So I was trying to find my own synthesis between me and the machine. Since I am not a programmer, I didn’t work with generative systems like many post­human composers do. I kept a firm focus on the craft of making music. For example, I started to make completely improvised live­sets without any preparations. I got up on stage, turned on a Commodore 64, showed it on a beamer, loaded the defMON­ software, and made all the instruments and composition in front of the eyes and ears of the audience.

I like this a lot because it’s hard work (for me) and it gives surprising results (for me). It’s a bit similar to live coding, if you’ve heard about that, but with a less sophisticated approach, I suppose. It’s more like manual labour than coding. Typing hundreds of numbers and letters by hand, instead of telling the computer to do it. You have to do it “by hand” which opens up for different mistakes compared to when it’s automatized. Which leads to surprises, which leads to new approaches.

I am not in full control, nor do I want to be. Or, more correctly, I don’t think I can be. I agree with the media theorist Friedrich Kittler’s ideas that we can never fully grasp or relate to what a computer is, and how it works. It is a thing on its own, and it deserves respect for what it is. We should not say that it has certain intended uses – like a “game computer” – because that is just semantic violence that in the long run reinforces the material censorship of Turing complete machines into crippled computers, like smartphones.

I think that whatever we use these things we call computers for, is okay. And most of us have odd solutions to make technology do what we want, even if we are not programmers. Olia Lialina calls it a Turing complete user – s/he who figures out how to copy­paste text in Windows through Notepad to remove the formatting, or perhaps how to make Microsoft Word not fuck up your whole text.

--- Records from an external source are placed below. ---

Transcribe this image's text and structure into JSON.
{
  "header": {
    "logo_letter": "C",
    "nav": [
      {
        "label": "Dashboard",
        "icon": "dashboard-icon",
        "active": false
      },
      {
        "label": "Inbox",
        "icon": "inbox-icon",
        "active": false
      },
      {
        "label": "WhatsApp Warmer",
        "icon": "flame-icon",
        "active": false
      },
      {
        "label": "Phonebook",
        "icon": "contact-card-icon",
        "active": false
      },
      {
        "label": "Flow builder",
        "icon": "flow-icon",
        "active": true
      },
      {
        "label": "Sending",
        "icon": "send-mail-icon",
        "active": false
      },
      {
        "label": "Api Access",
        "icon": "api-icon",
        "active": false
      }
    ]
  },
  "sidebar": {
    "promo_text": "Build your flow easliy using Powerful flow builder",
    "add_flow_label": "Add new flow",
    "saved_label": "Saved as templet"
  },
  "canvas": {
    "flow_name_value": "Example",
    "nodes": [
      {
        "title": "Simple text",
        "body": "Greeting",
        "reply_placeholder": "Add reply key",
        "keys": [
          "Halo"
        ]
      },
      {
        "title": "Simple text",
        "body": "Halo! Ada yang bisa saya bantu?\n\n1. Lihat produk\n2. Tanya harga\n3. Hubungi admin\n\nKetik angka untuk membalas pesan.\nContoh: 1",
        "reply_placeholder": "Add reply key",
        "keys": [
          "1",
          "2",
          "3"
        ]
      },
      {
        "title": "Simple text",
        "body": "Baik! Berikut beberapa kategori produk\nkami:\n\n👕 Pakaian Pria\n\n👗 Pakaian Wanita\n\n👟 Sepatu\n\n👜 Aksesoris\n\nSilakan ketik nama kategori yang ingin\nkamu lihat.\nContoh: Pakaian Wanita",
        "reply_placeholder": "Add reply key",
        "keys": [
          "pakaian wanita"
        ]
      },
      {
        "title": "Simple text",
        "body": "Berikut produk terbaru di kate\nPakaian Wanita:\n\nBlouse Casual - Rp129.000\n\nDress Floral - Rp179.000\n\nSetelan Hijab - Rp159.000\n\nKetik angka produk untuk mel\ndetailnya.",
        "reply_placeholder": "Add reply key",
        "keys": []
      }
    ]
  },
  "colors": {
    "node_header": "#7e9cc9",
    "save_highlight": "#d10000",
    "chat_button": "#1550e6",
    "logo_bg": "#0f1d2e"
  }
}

What I mean is: even if I make sounds that people say “go beyond the capabilities of the machine”, I don’t see myself as the inventor of those sounds, nor do I think that they go beyond the machine. They were always there, just like Heidegger would say that the statue was already inside the stone before the stone carver brought it forth.

Yeah, I suppose it’s some sort of super­essentialist point of view, and I’m not sure what to make of it to be honest. But I like how it mystifies technology, rather than mystifiying human “creativity”. The re­mystification of technology is great, and the demystification of the author is important. What if the author is just doing stuff, and not fantastic art? What if it’s just work?

My Dataslav performance plays with this question. I sit in a gallery, and people tell me what kind of song they want, and I have to fulfil their wish in no more than 15 minutes. I turn myself into a medium, or perhaps more correctly: a medium worker. I mediate what other people want, but it takes skills and effort to do it. It’s perhaps craft, not art. Or maybe it’s just work. Work that I don’t get paid to do, like so many other “cultural” workers in the digital arts sector.

If the potentials are already present in the technology, and we humans are there to bring it forth, that kind of changes things, doesn’t it? We don’t really produce things by adding more stuff to it. We are more like removing things. Subtraction rather than addition.

And if that’s the case, then it’s obviously much better to use something where we don’t need to subtract so much to make something that most people didn’t already do. If everything is possible, which some people still believe to be the case with some technologies, then that’s a whole lot of stuff to delete to get to the good stuff!

So, start deleting. It’s our only hope.